Well, Avignon. Over Thanksgiving Break I traveled there, to the site of the medieval “Babylonian Captivity” – when the popes lived in Avignon rather than Rome.
Why were they in Avignon? Basically, in 1309 a French pope was elected and, rather than traveling to Rome, which was dangerous at the time (Roman aristocrats constantly feuded over who was pope, with various intrigue, etc), he elected to stay in Avignon. The Curia and supporting cast moved to Avignon to accommodate him, and the popes stayed there until 1377. This resulted in the French king having a lot of influence over the Church – obviously, if the pope is in France, the pope can’t do anything the French king dislikes without fearing repercussions.
Now, I’d say the Babylonian Captivity was not a particularly bright spot in Catholic history. The seat of the papacy is Rome – they’re not really allowed to move just because the king of France will protect them (provided they do what he tells them to).
But, that didn’t stop me enjoying the fruits of that Captivity – there is a very cool Gothic papal palace in Avignon, and a city wall built by the popes that is somehow still intact. I guess there’s nothing wrong with appreciating the fruits of what we do not approve of… or is there?
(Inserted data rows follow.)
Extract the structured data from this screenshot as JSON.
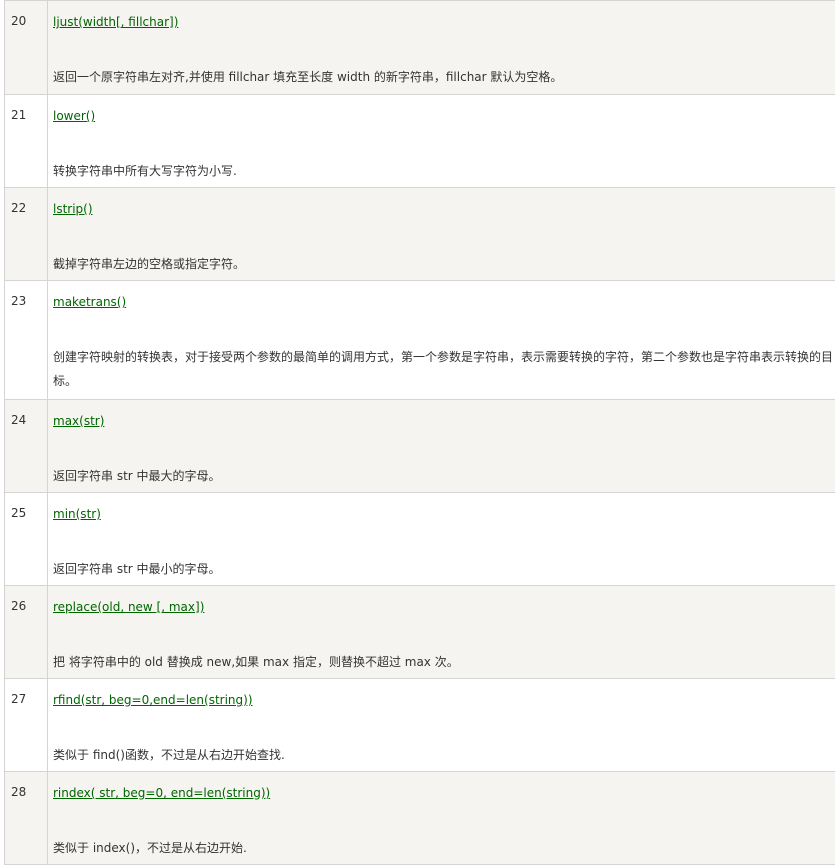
{
  "rows": [
    {
      "num": "20",
      "method": "ljust(width[, fillchar])",
      "desc": "返回一个原字符串左对齐,并使用 fillchar 填充至长度 width 的新字符串，fillchar 默认为空格。"
    },
    {
      "num": "21",
      "method": "lower()",
      "desc": "转换字符串中所有大写字符为小写."
    },
    {
      "num": "22",
      "method": "lstrip()",
      "desc": "截掉字符串左边的空格或指定字符。"
    },
    {
      "num": "23",
      "method": "maketrans()",
      "desc": "创建字符映射的转换表，对于接受两个参数的最简单的调用方式，第一个参数是字符串，表示需要转换的字符，第二个参数也是字符串表示转换的目标。"
    },
    {
      "num": "24",
      "method": "max(str)",
      "desc": "返回字符串 str 中最大的字母。"
    },
    {
      "num": "25",
      "method": "min(str)",
      "desc": "返回字符串 str 中最小的字母。"
    },
    {
      "num": "26",
      "method": "replace(old, new [, max])",
      "desc": "把 将字符串中的 old 替换成 new,如果 max 指定，则替换不超过 max 次。"
    },
    {
      "num": "27",
      "method": "rfind(str, beg=0,end=len(string))",
      "desc": "类似于 find()函数，不过是从右边开始查找."
    },
    {
      "num": "28",
      "method": "rindex( str, beg=0, end=len(string))",
      "desc": "类似于 index()，不过是从右边开始."
    }
  ]
}
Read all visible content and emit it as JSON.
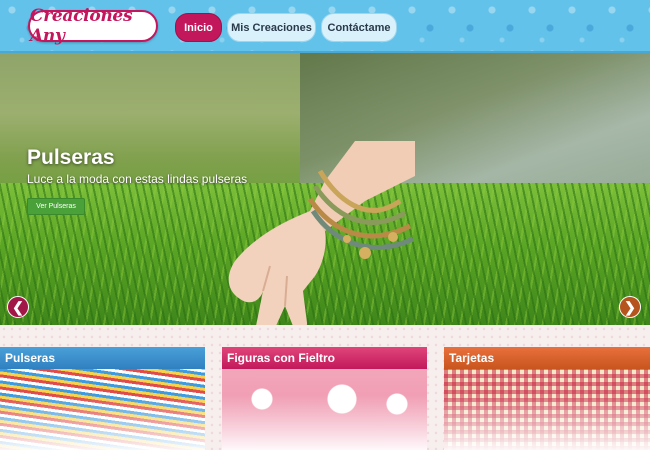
{
  "header": {
    "logo_text": "Creaciones Any",
    "nav": [
      {
        "label": "Inicio",
        "active": true
      },
      {
        "label": "Mis Creaciones",
        "active": false
      },
      {
        "label": "Contáctame",
        "active": false
      }
    ]
  },
  "hero": {
    "title": "Pulseras",
    "subtitle": "Luce a la moda con estas lindas pulseras",
    "button_label": "Ver Pulseras",
    "prev_arrow": "❮",
    "next_arrow": "❯"
  },
  "categories": [
    {
      "title": "Pulseras",
      "color": "#2f80c0"
    },
    {
      "title": "Figuras con Fieltro",
      "color": "#c2185b"
    },
    {
      "title": "Tarjetas",
      "color": "#c9551e"
    }
  ],
  "colors": {
    "brand": "#c4165d",
    "header_bg": "#62c2ea",
    "hero_button": "#4aa13a"
  }
}
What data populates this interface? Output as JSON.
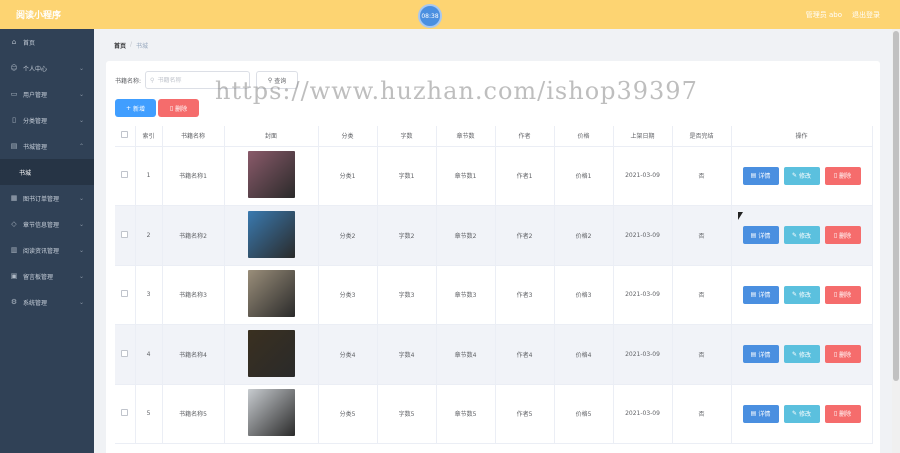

If there is, there are some issues with ever studying art, literature, music, etc, since any work not by an orthodox Catholic would be suspect. I don’t think we want to say that.